The Connected Learner The Connected Learner is a re-orientation of undergraduate computing education to focus on student learning that connects to peers, the profession, and the community. Our vision is to create a teaching environment that transforms the student entering our undergraduate program from a person with an interest in computing to a person with an affinity identity (Gee, 2000) as a computing professional. The project equally will transform faculty attitudes towards education, shifting attitudes and behaviors away from mere knowledge transmission and lecturing toward a refreshed approach of developing educational activities that scaffold computing knowledge and skills to become successful computing professionals. The project will catalyze and sustain this transition with the identification of emerging design patterns (Goodyear, 2005) for The Connected Learner to guide teaching in all courses in the undergraduate computing curriculum. This revolution in computing education is possible now due to advances in technology inside and outside the classroom for delivering content as online lectures and for engaging social interaction.
Funding: NSF
Principals: Mary Lou Maher, Bojan Cukic, Celine Latulipe, Larry Mays, Jamie Payton, Steven Rogelberg, Audrey Rorrer

Service Learning Research
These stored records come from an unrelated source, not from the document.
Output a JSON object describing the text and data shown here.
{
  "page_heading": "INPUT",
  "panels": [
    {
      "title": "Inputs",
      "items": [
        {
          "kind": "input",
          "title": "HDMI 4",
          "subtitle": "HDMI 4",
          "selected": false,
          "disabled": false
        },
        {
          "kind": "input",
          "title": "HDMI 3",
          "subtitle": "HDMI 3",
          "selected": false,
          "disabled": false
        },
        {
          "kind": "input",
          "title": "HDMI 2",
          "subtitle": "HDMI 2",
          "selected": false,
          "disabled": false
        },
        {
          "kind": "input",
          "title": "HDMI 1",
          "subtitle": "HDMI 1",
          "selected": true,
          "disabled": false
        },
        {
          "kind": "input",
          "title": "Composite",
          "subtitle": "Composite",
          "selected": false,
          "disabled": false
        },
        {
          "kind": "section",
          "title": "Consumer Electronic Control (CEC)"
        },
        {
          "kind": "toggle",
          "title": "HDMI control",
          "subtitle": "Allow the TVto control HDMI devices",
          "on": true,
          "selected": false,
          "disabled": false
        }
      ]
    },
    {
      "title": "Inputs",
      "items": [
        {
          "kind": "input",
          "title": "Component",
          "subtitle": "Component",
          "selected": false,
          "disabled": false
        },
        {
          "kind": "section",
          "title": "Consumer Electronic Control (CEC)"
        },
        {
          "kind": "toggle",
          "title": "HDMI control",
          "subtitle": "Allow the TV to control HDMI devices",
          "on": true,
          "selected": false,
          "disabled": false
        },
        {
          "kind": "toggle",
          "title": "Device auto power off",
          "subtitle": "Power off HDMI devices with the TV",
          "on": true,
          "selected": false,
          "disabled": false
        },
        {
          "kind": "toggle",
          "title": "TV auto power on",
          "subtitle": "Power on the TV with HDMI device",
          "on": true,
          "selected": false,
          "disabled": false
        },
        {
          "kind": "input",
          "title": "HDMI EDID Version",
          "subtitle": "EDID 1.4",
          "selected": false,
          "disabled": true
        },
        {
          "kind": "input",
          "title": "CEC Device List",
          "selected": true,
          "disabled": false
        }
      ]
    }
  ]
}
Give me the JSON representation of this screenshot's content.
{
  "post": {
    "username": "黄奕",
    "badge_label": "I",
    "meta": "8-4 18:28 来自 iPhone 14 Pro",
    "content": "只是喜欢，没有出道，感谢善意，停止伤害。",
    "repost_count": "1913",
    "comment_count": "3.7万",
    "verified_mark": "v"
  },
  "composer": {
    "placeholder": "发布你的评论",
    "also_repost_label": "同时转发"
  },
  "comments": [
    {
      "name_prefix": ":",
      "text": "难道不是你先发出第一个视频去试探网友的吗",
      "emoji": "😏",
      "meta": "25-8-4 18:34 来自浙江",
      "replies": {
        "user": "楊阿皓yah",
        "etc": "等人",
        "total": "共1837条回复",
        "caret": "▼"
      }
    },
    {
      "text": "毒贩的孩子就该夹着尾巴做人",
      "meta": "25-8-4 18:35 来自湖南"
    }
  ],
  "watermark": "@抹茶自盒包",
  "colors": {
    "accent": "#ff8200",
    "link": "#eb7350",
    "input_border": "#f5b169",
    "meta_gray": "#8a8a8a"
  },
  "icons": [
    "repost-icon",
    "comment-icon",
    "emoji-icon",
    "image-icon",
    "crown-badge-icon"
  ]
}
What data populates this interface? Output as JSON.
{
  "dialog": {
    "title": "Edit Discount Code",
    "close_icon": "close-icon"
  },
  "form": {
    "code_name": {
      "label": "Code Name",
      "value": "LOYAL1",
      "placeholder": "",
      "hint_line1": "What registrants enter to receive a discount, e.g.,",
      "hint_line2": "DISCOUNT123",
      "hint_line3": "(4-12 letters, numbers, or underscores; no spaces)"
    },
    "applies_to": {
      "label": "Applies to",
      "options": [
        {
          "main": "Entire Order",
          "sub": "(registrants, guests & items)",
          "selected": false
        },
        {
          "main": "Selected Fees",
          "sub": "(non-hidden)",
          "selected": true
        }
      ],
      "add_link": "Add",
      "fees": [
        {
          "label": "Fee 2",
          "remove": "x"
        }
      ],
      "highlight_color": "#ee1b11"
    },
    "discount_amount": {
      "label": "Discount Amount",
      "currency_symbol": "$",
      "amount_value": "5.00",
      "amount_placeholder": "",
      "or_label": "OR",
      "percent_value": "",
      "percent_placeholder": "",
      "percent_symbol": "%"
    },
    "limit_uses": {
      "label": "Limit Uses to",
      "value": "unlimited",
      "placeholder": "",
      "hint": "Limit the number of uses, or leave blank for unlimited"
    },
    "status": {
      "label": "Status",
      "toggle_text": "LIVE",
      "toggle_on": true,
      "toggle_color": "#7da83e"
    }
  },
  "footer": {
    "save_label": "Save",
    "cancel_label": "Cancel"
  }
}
PhD Fellowships in CCI The Graduate Assistance in Areas of National Need (GAANN) Computing Scholars program at UNC Charlotte is funded by the U.S. Department of Education. Established in Fall 2013, the program provides scholarships and covers educational expenses for students pursuing a Ph.D. in Computing and Information Sciences or a Ph.D. in Bioinformatics and Computational Biology. Students who meet both merit and financial-need requirements are competitively selected. Once selected, students are supported for up to five years to complete their Ph.D. degree and to participate in a Teaching Experience meant to prepare students for careers in the professoriate.
Funding: Department of Education
Principals: Anita Raja, Zbyszek Ras, Jamie Payton
For additional information: https://gaann.uncc.edu
Real-world Learning Experiences Project-based learning driven by CCI Industry Partners. Industry partners provide real computing problems for specific courses while individuals in industry act as clients for the students during the semester as they develop solutions.
Principals: Mary Lou Maher, Karen Bean
Socially Relevant Research Experience for Undergraduates Socially Relevant Computing Research Experience for Undergraduates (REU) is a National Science Foundation (NSF) funded research program at the University of North Carolina at Charlotte. With the objective of broadening the participation in computing doctoral programs, the targeted student participants are women and minority students from minority, women’s, and non-doctoral institutions.
Funding: NSF
Principals: Jamie Payton
For additional information: Socially Relevant Research Experience for Undergraduates
STARS Computing Corps The STARS Computing Corps is funded by an NSF grant and has generated a non-profit organization dedicated to building and preparing a larger, more diverse national computing workforce for the 21st Century. This project provides support and implements programs designed to attract and retain the brightest minds in the technology, computing and informatics disciplines.
Funding: NSF
Principals: Jamie Payton, Heather Lipford
For additional information: http://www.starscomputingcorps.org
STARS Computing Scholars The STARS Computing Scholars program is funded by the National Science Foundation. The program provides scholarships for transfer students to pursue Bachelor’s and Master’s Degrees in the College of Computing and Informatics. Selected students receive a stipend for up to three years to complete their Bachelor’s and Master’s Degrees and participate in research, experiential learning, and community service projects with other computing students.
Funding: NSF
Principals: Keh-Hsun Chen